→ **Task description**
Keep every word of the listing and reproduce it exactly, but set aside any image found there.

→ **Excerpted data**
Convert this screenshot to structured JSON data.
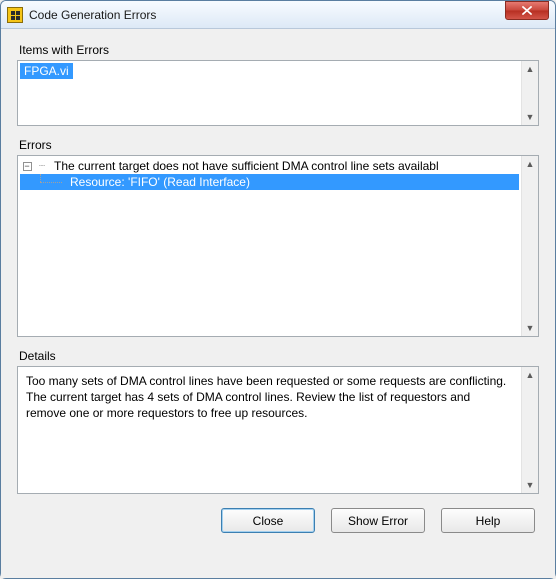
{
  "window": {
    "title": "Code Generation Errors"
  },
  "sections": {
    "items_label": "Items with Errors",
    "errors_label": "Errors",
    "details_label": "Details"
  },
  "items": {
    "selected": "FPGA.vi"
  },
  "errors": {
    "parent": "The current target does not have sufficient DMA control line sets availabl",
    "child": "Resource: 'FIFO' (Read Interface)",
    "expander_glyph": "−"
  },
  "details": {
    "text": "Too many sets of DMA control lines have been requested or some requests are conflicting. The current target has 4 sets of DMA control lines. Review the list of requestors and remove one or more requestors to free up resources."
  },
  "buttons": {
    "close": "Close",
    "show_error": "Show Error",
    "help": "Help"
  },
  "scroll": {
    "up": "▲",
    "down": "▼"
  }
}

→ **Answer to this problem**
Convert this screenshot to structured JSON data.
{
  "window": {
    "title": "Code Generation Errors"
  },
  "sections": {
    "items_label": "Items with Errors",
    "errors_label": "Errors",
    "details_label": "Details"
  },
  "items": {
    "selected": "FPGA.vi"
  },
  "errors": {
    "parent": "The current target does not have sufficient DMA control line sets availabl",
    "child": "Resource: 'FIFO' (Read Interface)",
    "expander_glyph": "−"
  },
  "details": {
    "text": "Too many sets of DMA control lines have been requested or some requests are conflicting. The current target has 4 sets of DMA control lines. Review the list of requestors and remove one or more requestors to free up resources."
  },
  "buttons": {
    "close": "Close",
    "show_error": "Show Error",
    "help": "Help"
  },
  "scroll": {
    "up": "▲",
    "down": "▼"
  }
}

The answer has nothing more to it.